Originally designed as a rifle cartridge, the .22 Magnum increases short-range killing power and extends the range of the rimfire. While useful, the .22 Long Rifle is affordable and offers a great deal of utility. By offering a spare cylinder in .22 Magnum, the Super Wrangler increases the usefulness of the revolver.
The new cylinders will not fit in older Wrangler revolvers. The Super Wrangler is a stronger revolver than the Wrangler. The steel frame is also stronger than the Wrangler’s alloy frame. A 5.5-inch barrel delivers good velocity for a revolver. The balance and heft of the revolver are good, very good.

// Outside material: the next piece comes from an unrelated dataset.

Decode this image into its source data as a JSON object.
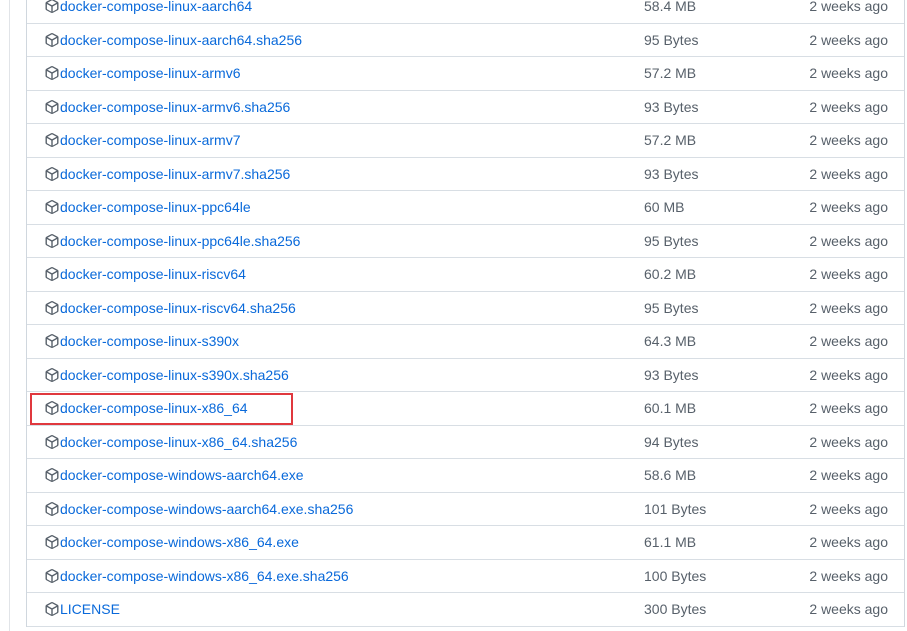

On another note, unlike the .44 Special/.44 Magnum and .38 Special/.357 Magnum combination, the .22 Magnum isn’t simply a longer .22 Long Rifle. Dimensions and design are different enough that the two cartridges demand a different cylinder. A warning… while .22 Long Rifle will usually fit — not properly, but fit — in the .22 Magnum cylinder and fire, the case will rupture and become stuck in the chamber.
It requires a gunsmith effort to remove, so don’t try it. Add quality, adjustable sights to the Super Wrangler, and it may be properly sighted in for a wide variety of loads. This is a considerable advantage over the original fixed-sight Wrangler.
Construction and Durability
As for the Super Wrangler’s construction, it isn’t quite a Single Six. However, it is stronger with more steel than the Wrangler. The grip frame is constructed from a nonferrous material, the ejector rod housing is aluminum, but then, so is the Single Six. The grips are inexpensive checkered plastic grips.
The trigger and hammer are MIM types. The Super Wrangler features transfer bar ignition. When the hammer is at rest, a bar between the hammer and firing pin prevents the hammer from moving forward to strike the firing pin.
The hammer is cocked for every shot. As the hammer is cocked the transfer bar moves into place and as the hammer falls. The transfer bar is smacked by the hammer and fires the cartridge under the hammer. This is a safe and reliable system.
The Wrangler and Super Wrangler (as well as all modern Ruger revolvers) may be safely carried fully loaded. To load the revolver, open the loading gate and rotate the cylinder as you load one round at a time. To eject spent cartridges, the chamber is aligned with the ejector rod, and the rod is pressed to eject the cartridge.
Grips: Checkered synthetic
Front sight: Ramp
Rear sight: Adjustable
Barrel length: 5.50 inches
Overall length: 11 inches
Weight: 37.7 ounces
Capacity: 6 rounds
Cylinder frame finish: Black Cerakote
Cylinder frame material: Alloy steel
Twist: 1:14 inches RH
I have a particular procedure that I follow when testing a handgun. I begin at 7 yards and check sight regulation. I don’t exactly live in the boonies, but I do occasionally encounter reptiles and rodents. I have dispatched a few of these and like to keep a .22 revolver on hand for such use.
A short-range zero is desirable. I can account for a revolver that fires high or low, I simply must confirm its regulation. I also tested the Super Wrangler with CCI .22 Magnum shot shells. While not particularly impressive, they offer a sure means of dispatching reptiles past arms reach and offer a degree of safety.
The trigger action was smooth and crisp. The action is at least as smooth as a Ruger Single Six that I had on hand for comparison. Trigger compression was a smooth 3.5 pounds. The Super Wrangler has all the makings of an accurate combination.
I rounded up a good mix of .22 Long Rifle and .22 Magnum ammunition and gave the Super Wrangler a good workout. Most of the accuracy testing was conducted at 50 feet, just a bit past 15 yards, but more reasonable for most handguns than 25 yard testing.
5-Shot Group (inches)
.22 Long Rifle
|CCI Mini Mag
|CCI Mini Mag
|Winchester 40-grain FMJ
|Hornady 45-grain Critical Defense
Sight regulation happily worked well enough when changing cylinders and using 40-grain loads in either caliber. I like the Super Wrangler a lot. For fun shooting, it is difficult to top a single-action .22 caliber revolver. I think this handgun has a bright future.